The first Monday of the month at noon is when the entire country gets to listen to a modern-day air raid siren, a test to make sure it’s all working in the event of a flood or if zombies ever become a thing. The government wants to replace it with NL-alert, which was the world’s text message-based emergency broadcast system, as well as use social media, websites and the radio to warn people, probably in Dutch only.
Webwereld.nl points out a host of problems with NL-alert: it still doesn’t work with 4G mobile phones and doesn’t always work if your phone is too new, too old or not configured to receive NL-alert. If your mobile network breaks down, you won’t get a warning, either. If you don’t own a mobile or if something happens in one town and you work in another, which is most of the Dutch population, you won’t get a message until your commute home and it could be too late. If you’re driving in your car where it’s illegal to use your phone and you’re not listening to the radio, you’ll find out much later as well. If you’re a person that turns off your mobile at night to get some decent sleep you also won’t get the message, as disasters would then really need to happen during the day.
And if you’re a visitor or a tourist with no mobile or a foreign network, the zombies will get you first.

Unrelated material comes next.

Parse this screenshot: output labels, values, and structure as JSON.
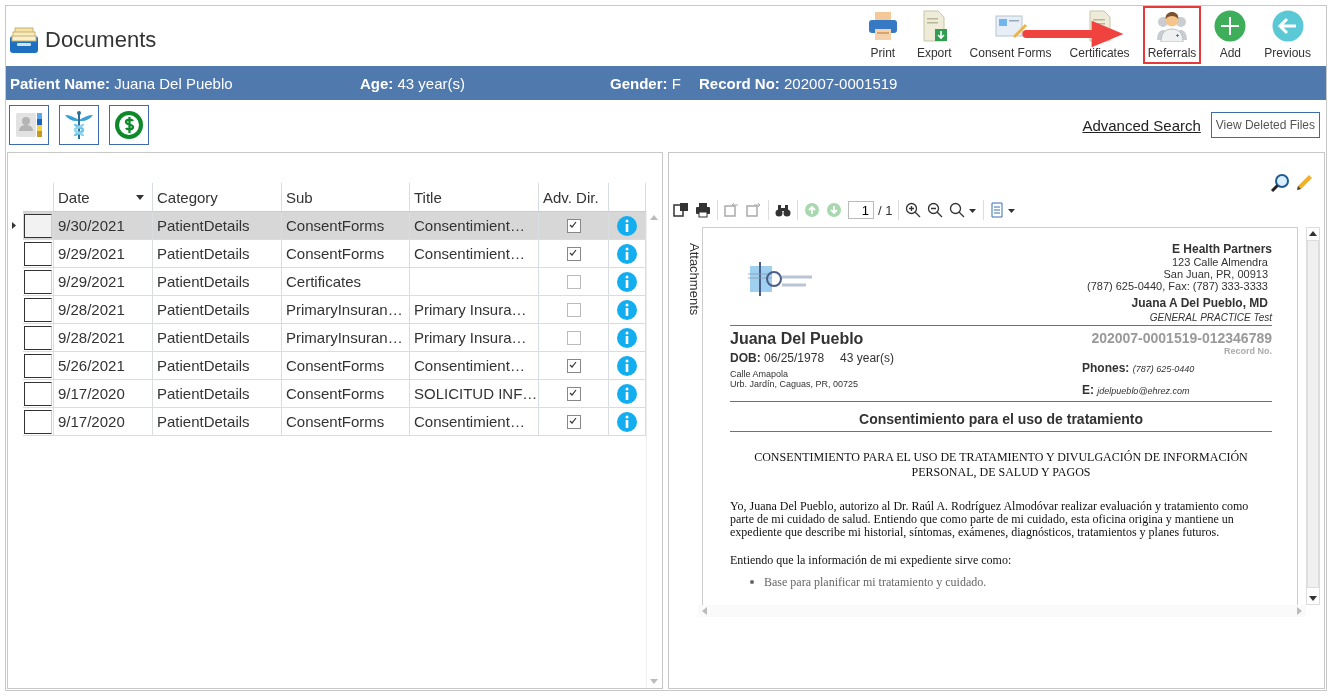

Sure, if enough people know something bad is happening you’ll find out as well, but it’s still patchy. The current alarm system seems to be the only ‘old school’ way to warn almost everybody, but it does cost 4 million euro a year and doesn’t always work, either.